[EXERCISE OBJECTIVE] From the records below, copy out each line that has the word "nобласти".

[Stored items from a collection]
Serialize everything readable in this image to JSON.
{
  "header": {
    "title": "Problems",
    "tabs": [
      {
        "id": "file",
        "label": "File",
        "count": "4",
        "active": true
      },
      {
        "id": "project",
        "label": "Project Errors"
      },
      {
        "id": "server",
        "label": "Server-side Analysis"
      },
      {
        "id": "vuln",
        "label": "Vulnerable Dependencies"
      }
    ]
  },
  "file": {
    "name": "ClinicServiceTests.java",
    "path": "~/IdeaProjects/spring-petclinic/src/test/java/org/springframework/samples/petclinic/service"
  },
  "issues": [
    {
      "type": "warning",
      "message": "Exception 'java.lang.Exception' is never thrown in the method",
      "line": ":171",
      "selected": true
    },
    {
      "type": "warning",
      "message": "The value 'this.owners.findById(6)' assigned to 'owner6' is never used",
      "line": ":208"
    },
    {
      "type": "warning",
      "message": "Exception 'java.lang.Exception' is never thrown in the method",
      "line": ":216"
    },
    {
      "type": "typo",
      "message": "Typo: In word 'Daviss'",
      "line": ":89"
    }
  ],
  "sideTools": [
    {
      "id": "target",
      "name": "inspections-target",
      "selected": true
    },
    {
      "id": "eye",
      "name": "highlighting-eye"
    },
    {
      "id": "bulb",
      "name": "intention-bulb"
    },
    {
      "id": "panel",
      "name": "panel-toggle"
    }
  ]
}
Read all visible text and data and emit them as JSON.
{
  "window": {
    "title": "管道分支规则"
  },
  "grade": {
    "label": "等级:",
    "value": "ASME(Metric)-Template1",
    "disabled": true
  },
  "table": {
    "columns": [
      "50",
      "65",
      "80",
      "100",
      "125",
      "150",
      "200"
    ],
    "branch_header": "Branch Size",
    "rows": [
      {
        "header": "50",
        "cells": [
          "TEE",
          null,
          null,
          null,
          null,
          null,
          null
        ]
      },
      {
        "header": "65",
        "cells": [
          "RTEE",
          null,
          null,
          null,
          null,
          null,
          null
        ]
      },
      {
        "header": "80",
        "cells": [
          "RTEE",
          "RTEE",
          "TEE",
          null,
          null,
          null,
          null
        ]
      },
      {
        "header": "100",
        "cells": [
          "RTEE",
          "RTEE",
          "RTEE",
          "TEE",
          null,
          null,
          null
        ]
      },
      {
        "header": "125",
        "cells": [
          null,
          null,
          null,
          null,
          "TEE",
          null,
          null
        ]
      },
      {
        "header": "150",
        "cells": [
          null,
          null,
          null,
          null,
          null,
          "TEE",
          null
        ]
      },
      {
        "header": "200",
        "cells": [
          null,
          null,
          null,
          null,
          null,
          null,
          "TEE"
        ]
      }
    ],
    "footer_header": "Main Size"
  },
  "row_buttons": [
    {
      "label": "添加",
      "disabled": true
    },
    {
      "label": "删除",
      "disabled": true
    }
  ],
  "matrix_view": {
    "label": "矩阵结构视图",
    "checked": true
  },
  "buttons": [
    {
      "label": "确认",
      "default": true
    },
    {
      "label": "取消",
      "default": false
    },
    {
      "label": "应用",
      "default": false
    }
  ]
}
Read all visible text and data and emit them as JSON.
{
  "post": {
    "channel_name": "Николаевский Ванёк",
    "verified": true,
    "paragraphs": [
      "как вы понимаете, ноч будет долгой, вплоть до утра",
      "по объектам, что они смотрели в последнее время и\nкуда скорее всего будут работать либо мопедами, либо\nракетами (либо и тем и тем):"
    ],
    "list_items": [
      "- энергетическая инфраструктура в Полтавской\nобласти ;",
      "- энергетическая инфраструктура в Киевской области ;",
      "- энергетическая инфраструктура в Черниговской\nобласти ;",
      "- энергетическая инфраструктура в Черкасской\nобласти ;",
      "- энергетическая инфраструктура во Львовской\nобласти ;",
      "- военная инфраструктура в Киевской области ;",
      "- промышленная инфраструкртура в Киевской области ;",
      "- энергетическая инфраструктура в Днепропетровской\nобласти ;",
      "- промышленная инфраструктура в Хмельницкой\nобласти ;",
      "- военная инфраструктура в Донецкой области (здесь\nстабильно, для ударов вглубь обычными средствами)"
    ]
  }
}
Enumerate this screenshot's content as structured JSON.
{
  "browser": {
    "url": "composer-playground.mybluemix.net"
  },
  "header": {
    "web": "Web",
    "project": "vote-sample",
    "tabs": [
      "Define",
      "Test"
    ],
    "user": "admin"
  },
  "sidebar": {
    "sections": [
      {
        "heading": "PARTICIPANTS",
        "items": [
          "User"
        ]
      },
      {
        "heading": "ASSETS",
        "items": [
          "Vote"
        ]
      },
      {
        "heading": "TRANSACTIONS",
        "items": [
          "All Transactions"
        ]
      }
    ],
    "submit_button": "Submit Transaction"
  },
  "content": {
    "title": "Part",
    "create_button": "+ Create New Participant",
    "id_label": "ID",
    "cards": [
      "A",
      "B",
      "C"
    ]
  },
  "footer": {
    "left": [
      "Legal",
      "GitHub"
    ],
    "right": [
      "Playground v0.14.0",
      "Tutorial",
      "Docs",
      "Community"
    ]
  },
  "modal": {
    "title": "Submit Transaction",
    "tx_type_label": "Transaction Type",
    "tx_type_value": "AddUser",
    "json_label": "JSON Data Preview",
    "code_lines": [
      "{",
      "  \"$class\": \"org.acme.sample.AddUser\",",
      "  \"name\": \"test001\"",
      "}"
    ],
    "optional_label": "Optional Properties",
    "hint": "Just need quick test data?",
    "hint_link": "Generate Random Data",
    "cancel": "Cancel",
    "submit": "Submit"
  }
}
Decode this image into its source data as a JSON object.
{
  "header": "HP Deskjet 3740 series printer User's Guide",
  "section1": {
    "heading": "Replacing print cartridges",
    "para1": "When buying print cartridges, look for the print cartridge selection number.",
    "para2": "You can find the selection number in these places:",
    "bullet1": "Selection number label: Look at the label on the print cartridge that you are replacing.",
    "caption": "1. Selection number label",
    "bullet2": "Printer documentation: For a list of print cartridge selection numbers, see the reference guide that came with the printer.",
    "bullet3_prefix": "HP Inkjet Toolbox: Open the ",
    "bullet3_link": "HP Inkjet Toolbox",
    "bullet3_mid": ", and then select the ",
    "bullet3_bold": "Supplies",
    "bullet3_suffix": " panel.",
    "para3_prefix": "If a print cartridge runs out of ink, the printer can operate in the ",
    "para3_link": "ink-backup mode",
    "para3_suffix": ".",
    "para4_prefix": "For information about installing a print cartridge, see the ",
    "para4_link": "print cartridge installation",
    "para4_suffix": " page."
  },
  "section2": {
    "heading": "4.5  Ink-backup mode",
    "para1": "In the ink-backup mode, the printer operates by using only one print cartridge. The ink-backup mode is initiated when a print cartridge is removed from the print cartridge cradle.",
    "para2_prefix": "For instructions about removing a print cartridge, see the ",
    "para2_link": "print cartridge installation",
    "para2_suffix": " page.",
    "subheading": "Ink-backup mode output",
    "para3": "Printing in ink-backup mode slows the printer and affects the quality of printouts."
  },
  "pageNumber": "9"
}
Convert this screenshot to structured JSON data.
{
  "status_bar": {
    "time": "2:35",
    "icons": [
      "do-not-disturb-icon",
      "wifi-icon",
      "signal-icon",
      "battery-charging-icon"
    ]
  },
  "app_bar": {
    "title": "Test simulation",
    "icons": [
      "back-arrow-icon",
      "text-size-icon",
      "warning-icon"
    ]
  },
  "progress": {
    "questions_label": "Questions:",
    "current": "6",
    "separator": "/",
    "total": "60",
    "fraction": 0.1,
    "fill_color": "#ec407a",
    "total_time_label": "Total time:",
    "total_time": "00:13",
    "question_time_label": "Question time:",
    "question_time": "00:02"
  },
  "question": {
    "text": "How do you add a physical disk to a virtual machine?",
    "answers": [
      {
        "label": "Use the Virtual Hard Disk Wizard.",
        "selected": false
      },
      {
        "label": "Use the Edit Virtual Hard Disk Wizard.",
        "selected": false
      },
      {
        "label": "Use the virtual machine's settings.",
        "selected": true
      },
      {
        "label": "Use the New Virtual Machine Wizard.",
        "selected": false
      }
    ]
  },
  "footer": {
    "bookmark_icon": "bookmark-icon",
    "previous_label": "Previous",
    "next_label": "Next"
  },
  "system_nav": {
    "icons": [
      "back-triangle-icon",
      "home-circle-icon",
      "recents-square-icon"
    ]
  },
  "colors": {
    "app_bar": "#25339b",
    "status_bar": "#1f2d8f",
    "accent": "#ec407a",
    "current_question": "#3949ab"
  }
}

[OUTPUT BELOW]
      "- энергетическая инфраструктура в Полтавской\nобласти ;",
      "- энергетическая инфраструктура в Черниговской\nобласти ;",
      "- энергетическая инфраструктура в Черкасской\nобласти ;",
      "- энергетическая инфраструктура во Львовской\nобласти ;",
      "- энергетическая инфраструктура в Днепропетровской\nобласти ;",
      "- промышленная инфраструктура в Хмельницкой\nобласти ;",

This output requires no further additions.